WORK ORDER | Your answer must be an exact copy of the data below, minus any pictures.

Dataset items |
Segment Open
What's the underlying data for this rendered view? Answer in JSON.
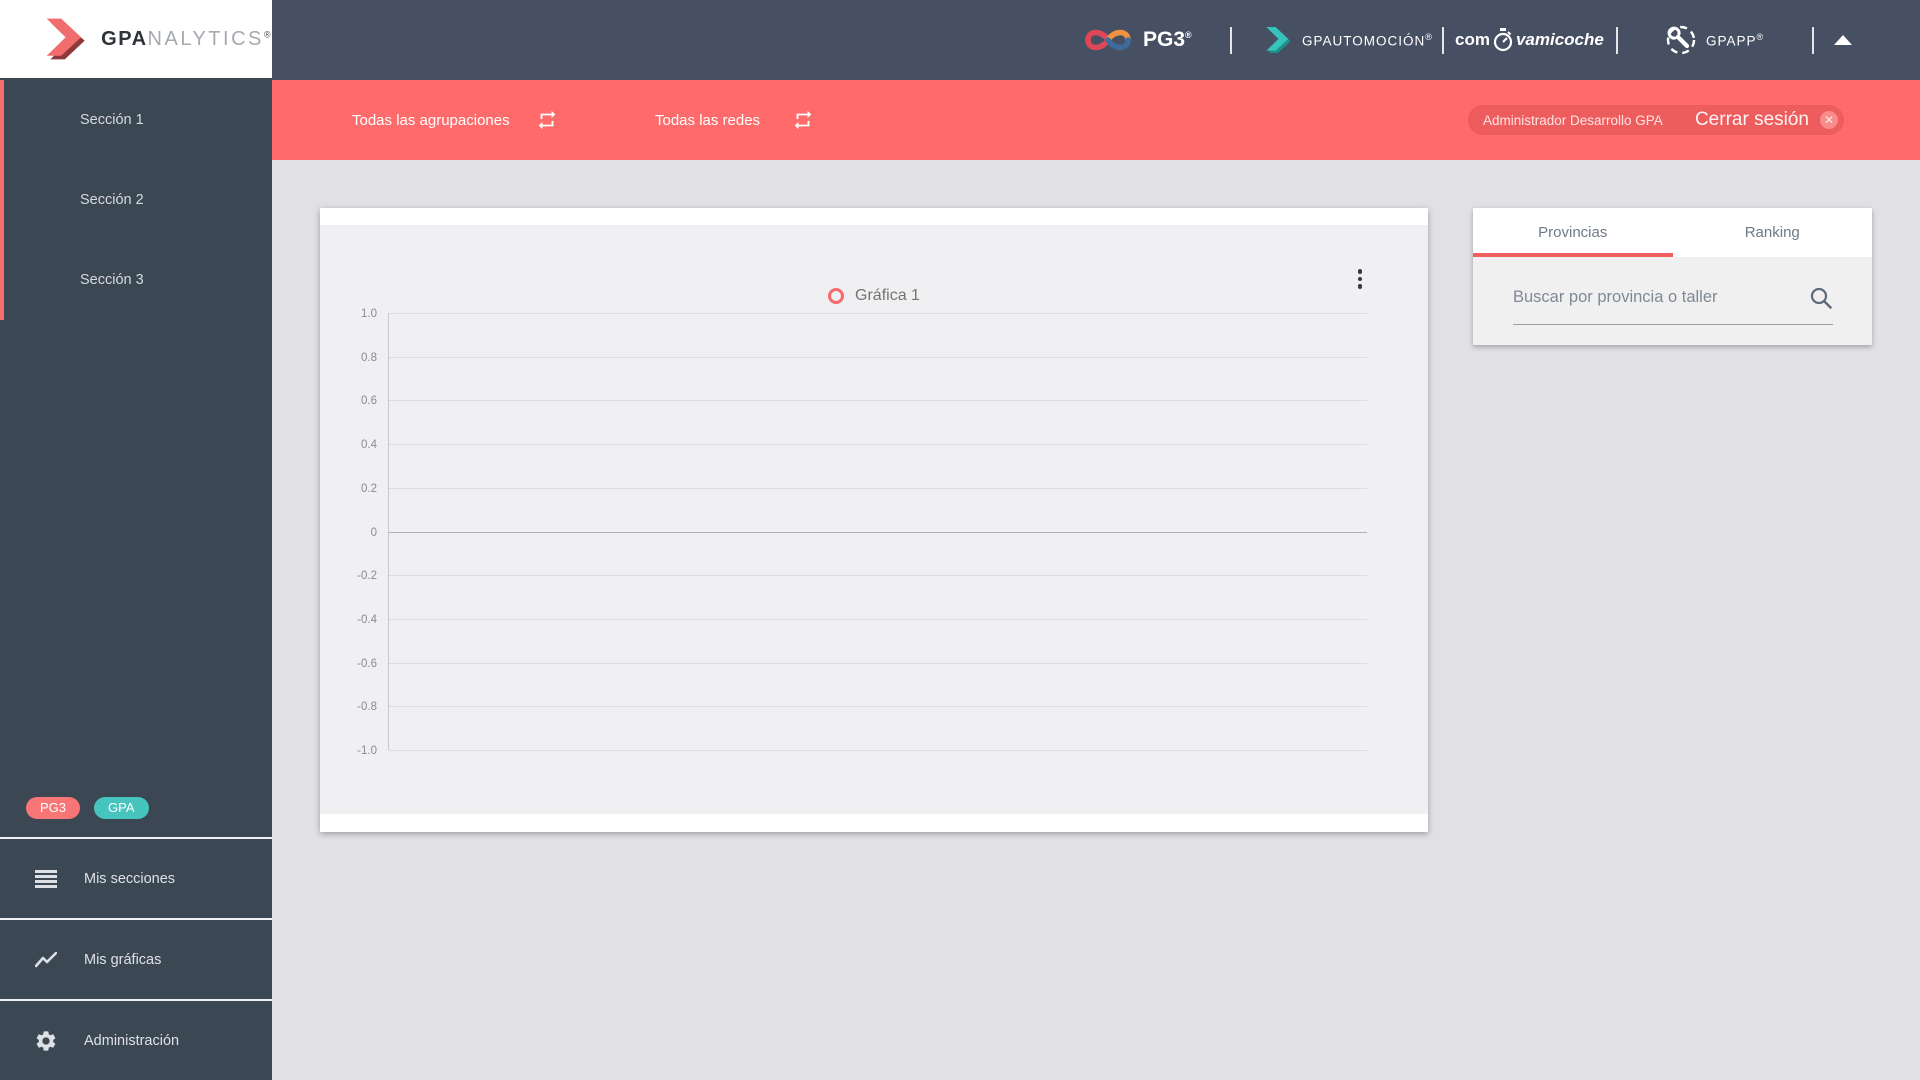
{
  "brand": {
    "name_bold": "GPA",
    "name_rest": "NALYTICS",
    "registered": "®"
  },
  "topbar": {
    "pg3": {
      "label": "PG3",
      "registered": "®"
    },
    "gpautomocion": {
      "label": "GPAUTOMOCIÓN",
      "registered": "®"
    },
    "comovamicoche": {
      "prefix": "com",
      "suffix": "vamicoche"
    },
    "gpapp": {
      "label": "GPAPP",
      "registered": "®"
    }
  },
  "filterbar": {
    "groupings_label": "Todas las agrupaciones",
    "networks_label": "Todas las redes",
    "user_chip": {
      "user_label": "Administrador Desarrollo GPA",
      "logout_label": "Cerrar sesión",
      "close_glyph": "✕"
    }
  },
  "sidebar": {
    "sections": [
      {
        "label": "Sección 1"
      },
      {
        "label": "Sección 2"
      },
      {
        "label": "Sección 3"
      }
    ],
    "badges": [
      {
        "label": "PG3",
        "color": "#f87676"
      },
      {
        "label": "GPA",
        "color": "#47c4bd"
      }
    ],
    "menu": [
      {
        "label": "Mis secciones",
        "icon": "list-icon"
      },
      {
        "label": "Mis gráficas",
        "icon": "line-chart-icon"
      },
      {
        "label": "Administración",
        "icon": "gear-icon"
      }
    ]
  },
  "chart_card": {
    "legend_label": "Gráfica 1"
  },
  "chart_data": {
    "type": "line",
    "title": "Gráfica 1",
    "series": [
      {
        "name": "Gráfica 1",
        "values": []
      }
    ],
    "x": [],
    "ylim": [
      -1,
      1
    ],
    "yticks": [
      "1.0",
      "0.8",
      "0.6",
      "0.4",
      "0.2",
      "0",
      "-0.2",
      "-0.4",
      "-0.6",
      "-0.8",
      "-1.0"
    ],
    "grid": true,
    "legend_position": "top-center",
    "legend_marker_color": "#f56b6b"
  },
  "right_panel": {
    "tabs": [
      {
        "label": "Provincias",
        "active": true
      },
      {
        "label": "Ranking",
        "active": false
      }
    ],
    "search_placeholder": "Buscar por provincia o taller"
  },
  "colors": {
    "accent_red": "#ff6b6b",
    "badge_teal": "#47c4bd",
    "topbar_bg": "#475062",
    "sidebar_bg": "#3c4754",
    "chart_bg": "#f0f0f2",
    "page_bg": "#e1e1e5"
  }
}
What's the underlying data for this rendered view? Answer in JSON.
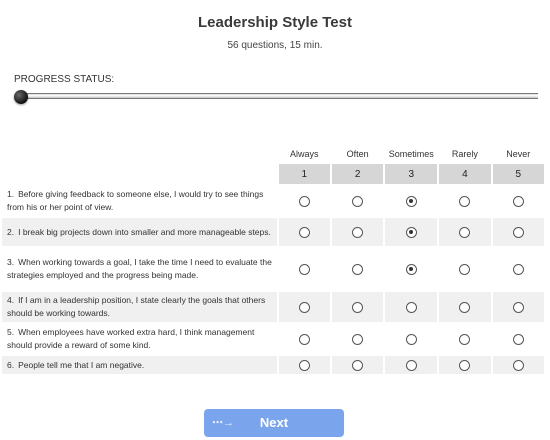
{
  "header": {
    "title": "Leadership Style Test",
    "subtitle": "56 questions, 15 min."
  },
  "progress": {
    "label": "PROGRESS STATUS:",
    "value": 0
  },
  "scale": [
    {
      "label": "Always",
      "number": "1"
    },
    {
      "label": "Often",
      "number": "2"
    },
    {
      "label": "Sometimes",
      "number": "3"
    },
    {
      "label": "Rarely",
      "number": "4"
    },
    {
      "label": "Never",
      "number": "5"
    }
  ],
  "questions": [
    {
      "index": "1.",
      "text": "Before giving feedback to someone else, I would try to see things from his or her point of view.",
      "selected": 3
    },
    {
      "index": "2.",
      "text": "I break big projects down into smaller and more manageable steps.",
      "selected": 3
    },
    {
      "index": "3.",
      "text": "When working towards a goal, I take the time I need to evaluate the strategies employed and the progress being made.",
      "selected": 3
    },
    {
      "index": "4.",
      "text": "If I am in a leadership position, I state clearly the goals that others should be working towards.",
      "selected": null
    },
    {
      "index": "5.",
      "text": "When employees have worked extra hard, I think management should provide a reward of some kind.",
      "selected": null
    },
    {
      "index": "6.",
      "text": "People tell me that I am negative.",
      "selected": null
    }
  ],
  "footer": {
    "next_label": "Next",
    "next_icon": "dotted-arrow-icon"
  }
}
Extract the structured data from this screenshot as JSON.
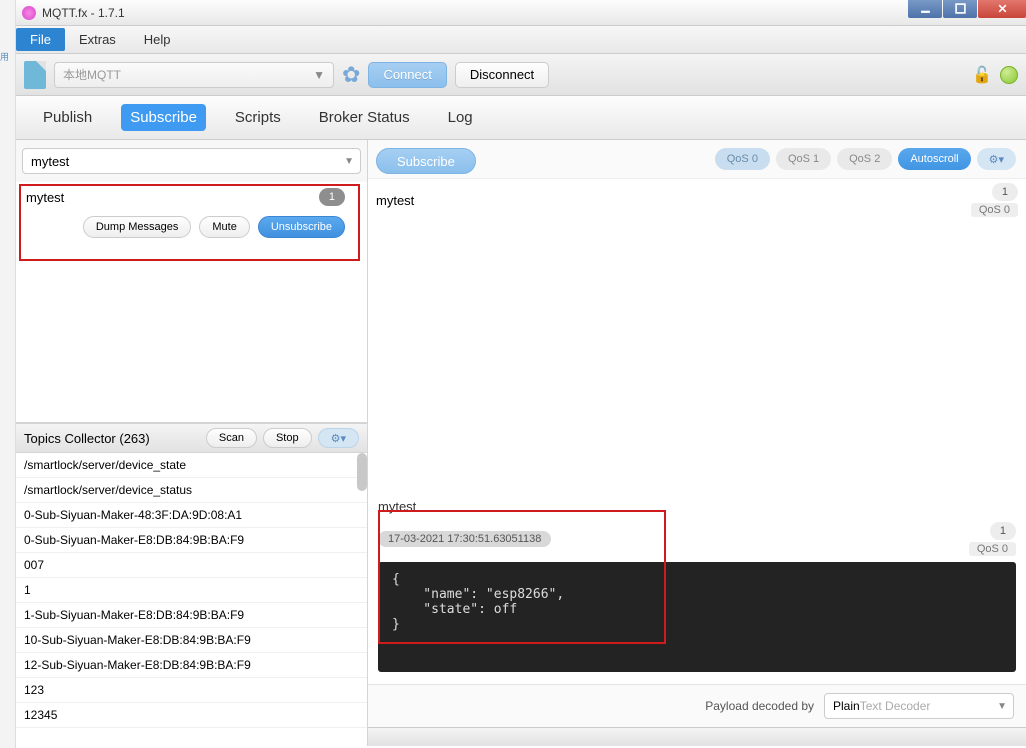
{
  "window": {
    "title": "MQTT.fx - 1.7.1"
  },
  "menu": {
    "file": "File",
    "extras": "Extras",
    "help": "Help"
  },
  "conn": {
    "profile": "本地MQTT",
    "connect": "Connect",
    "disconnect": "Disconnect"
  },
  "tabs": {
    "publish": "Publish",
    "subscribe": "Subscribe",
    "scripts": "Scripts",
    "broker": "Broker Status",
    "log": "Log"
  },
  "subscribe": {
    "topic": "mytest",
    "btn": "Subscribe",
    "item_topic": "mytest",
    "item_count": "1",
    "dump": "Dump Messages",
    "mute": "Mute",
    "unsub": "Unsubscribe"
  },
  "qos": {
    "q0": "QoS 0",
    "q1": "QoS 1",
    "q2": "QoS 2",
    "autoscroll": "Autoscroll",
    "gear_icon": "⚙▾"
  },
  "msg_head": {
    "topic": "mytest",
    "count": "1",
    "qos": "QoS 0"
  },
  "collector": {
    "title": "Topics Collector (263)",
    "scan": "Scan",
    "stop": "Stop",
    "gear_icon": "⚙▾",
    "items": [
      "/smartlock/server/device_state",
      "/smartlock/server/device_status",
      "0-Sub-Siyuan-Maker-48:3F:DA:9D:08:A1",
      "0-Sub-Siyuan-Maker-E8:DB:84:9B:BA:F9",
      "007",
      "1",
      "1-Sub-Siyuan-Maker-E8:DB:84:9B:BA:F9",
      "10-Sub-Siyuan-Maker-E8:DB:84:9B:BA:F9",
      "12-Sub-Siyuan-Maker-E8:DB:84:9B:BA:F9",
      "123",
      "12345"
    ]
  },
  "detail": {
    "topic": "mytest",
    "count": "1",
    "qos": "QoS 0",
    "timestamp": "17-03-2021  17:30:51.63051138",
    "payload": "{\n    \"name\": \"esp8266\",\n    \"state\": off\n}"
  },
  "footer": {
    "label": "Payload decoded by",
    "decoder_prefix": "Plain",
    "decoder_suffix": " Text Decoder"
  }
}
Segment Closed
TASK RESPONSE |
What's the underlying data for this rendered view? Answer in JSON.
{
  "brand": {
    "name_bold": "GPA",
    "name_rest": "NALYTICS",
    "registered": "®"
  },
  "topbar": {
    "pg3": {
      "label": "PG3",
      "registered": "®"
    },
    "gpautomocion": {
      "label": "GPAUTOMOCIÓN",
      "registered": "®"
    },
    "comovamicoche": {
      "prefix": "com",
      "suffix": "vamicoche"
    },
    "gpapp": {
      "label": "GPAPP",
      "registered": "®"
    }
  },
  "filterbar": {
    "groupings_label": "Todas las agrupaciones",
    "networks_label": "Todas las redes",
    "user_chip": {
      "user_label": "Administrador Desarrollo GPA",
      "logout_label": "Cerrar sesión",
      "close_glyph": "✕"
    }
  },
  "sidebar": {
    "sections": [
      {
        "label": "Sección 1"
      },
      {
        "label": "Sección 2"
      },
      {
        "label": "Sección 3"
      }
    ],
    "badges": [
      {
        "label": "PG3",
        "color": "#f87676"
      },
      {
        "label": "GPA",
        "color": "#47c4bd"
      }
    ],
    "menu": [
      {
        "label": "Mis secciones",
        "icon": "list-icon"
      },
      {
        "label": "Mis gráficas",
        "icon": "line-chart-icon"
      },
      {
        "label": "Administración",
        "icon": "gear-icon"
      }
    ]
  },
  "chart_card": {
    "legend_label": "Gráfica 1"
  },
  "chart_data": {
    "type": "line",
    "title": "Gráfica 1",
    "series": [
      {
        "name": "Gráfica 1",
        "values": []
      }
    ],
    "x": [],
    "ylim": [
      -1,
      1
    ],
    "yticks": [
      "1.0",
      "0.8",
      "0.6",
      "0.4",
      "0.2",
      "0",
      "-0.2",
      "-0.4",
      "-0.6",
      "-0.8",
      "-1.0"
    ],
    "grid": true,
    "legend_position": "top-center",
    "legend_marker_color": "#f56b6b"
  },
  "right_panel": {
    "tabs": [
      {
        "label": "Provincias",
        "active": true
      },
      {
        "label": "Ranking",
        "active": false
      }
    ],
    "search_placeholder": "Buscar por provincia o taller"
  },
  "colors": {
    "accent_red": "#ff6b6b",
    "badge_teal": "#47c4bd",
    "topbar_bg": "#475062",
    "sidebar_bg": "#3c4754",
    "chart_bg": "#f0f0f2",
    "page_bg": "#e1e1e5"
  }
}
What's the underlying data for this rendered view? Answer in JSON.
{
  "header": {
    "title": "Leadership Style Test",
    "subtitle": "56 questions, 15 min."
  },
  "progress": {
    "label": "PROGRESS STATUS:",
    "value": 0
  },
  "scale": [
    {
      "label": "Always",
      "number": "1"
    },
    {
      "label": "Often",
      "number": "2"
    },
    {
      "label": "Sometimes",
      "number": "3"
    },
    {
      "label": "Rarely",
      "number": "4"
    },
    {
      "label": "Never",
      "number": "5"
    }
  ],
  "questions": [
    {
      "index": "1.",
      "text": "Before giving feedback to someone else, I would try to see things from his or her point of view.",
      "selected": 3
    },
    {
      "index": "2.",
      "text": "I break big projects down into smaller and more manageable steps.",
      "selected": 3
    },
    {
      "index": "3.",
      "text": "When working towards a goal, I take the time I need to evaluate the strategies employed and the progress being made.",
      "selected": 3
    },
    {
      "index": "4.",
      "text": "If I am in a leadership position, I state clearly the goals that others should be working towards.",
      "selected": null
    },
    {
      "index": "5.",
      "text": "When employees have worked extra hard, I think management should provide a reward of some kind.",
      "selected": null
    },
    {
      "index": "6.",
      "text": "People tell me that I am negative.",
      "selected": null
    }
  ],
  "footer": {
    "next_label": "Next",
    "next_icon": "dotted-arrow-icon"
  }
}
Extract the structured data from this screenshot as JSON.
{
  "window": {
    "title": "MQTT.fx - 1.7.1"
  },
  "menu": {
    "file": "File",
    "extras": "Extras",
    "help": "Help"
  },
  "conn": {
    "profile": "本地MQTT",
    "connect": "Connect",
    "disconnect": "Disconnect"
  },
  "tabs": {
    "publish": "Publish",
    "subscribe": "Subscribe",
    "scripts": "Scripts",
    "broker": "Broker Status",
    "log": "Log"
  },
  "subscribe": {
    "topic": "mytest",
    "btn": "Subscribe",
    "item_topic": "mytest",
    "item_count": "1",
    "dump": "Dump Messages",
    "mute": "Mute",
    "unsub": "Unsubscribe"
  },
  "qos": {
    "q0": "QoS 0",
    "q1": "QoS 1",
    "q2": "QoS 2",
    "autoscroll": "Autoscroll",
    "gear_icon": "⚙▾"
  },
  "msg_head": {
    "topic": "mytest",
    "count": "1",
    "qos": "QoS 0"
  },
  "collector": {
    "title": "Topics Collector (263)",
    "scan": "Scan",
    "stop": "Stop",
    "gear_icon": "⚙▾",
    "items": [
      "/smartlock/server/device_state",
      "/smartlock/server/device_status",
      "0-Sub-Siyuan-Maker-48:3F:DA:9D:08:A1",
      "0-Sub-Siyuan-Maker-E8:DB:84:9B:BA:F9",
      "007",
      "1",
      "1-Sub-Siyuan-Maker-E8:DB:84:9B:BA:F9",
      "10-Sub-Siyuan-Maker-E8:DB:84:9B:BA:F9",
      "12-Sub-Siyuan-Maker-E8:DB:84:9B:BA:F9",
      "123",
      "12345"
    ]
  },
  "detail": {
    "topic": "mytest",
    "count": "1",
    "qos": "QoS 0",
    "timestamp": "17-03-2021  17:30:51.63051138",
    "payload": "{\n    \"name\": \"esp8266\",\n    \"state\": off\n}"
  },
  "footer": {
    "label": "Payload decoded by",
    "decoder_prefix": "Plain",
    "decoder_suffix": " Text Decoder"
  }
}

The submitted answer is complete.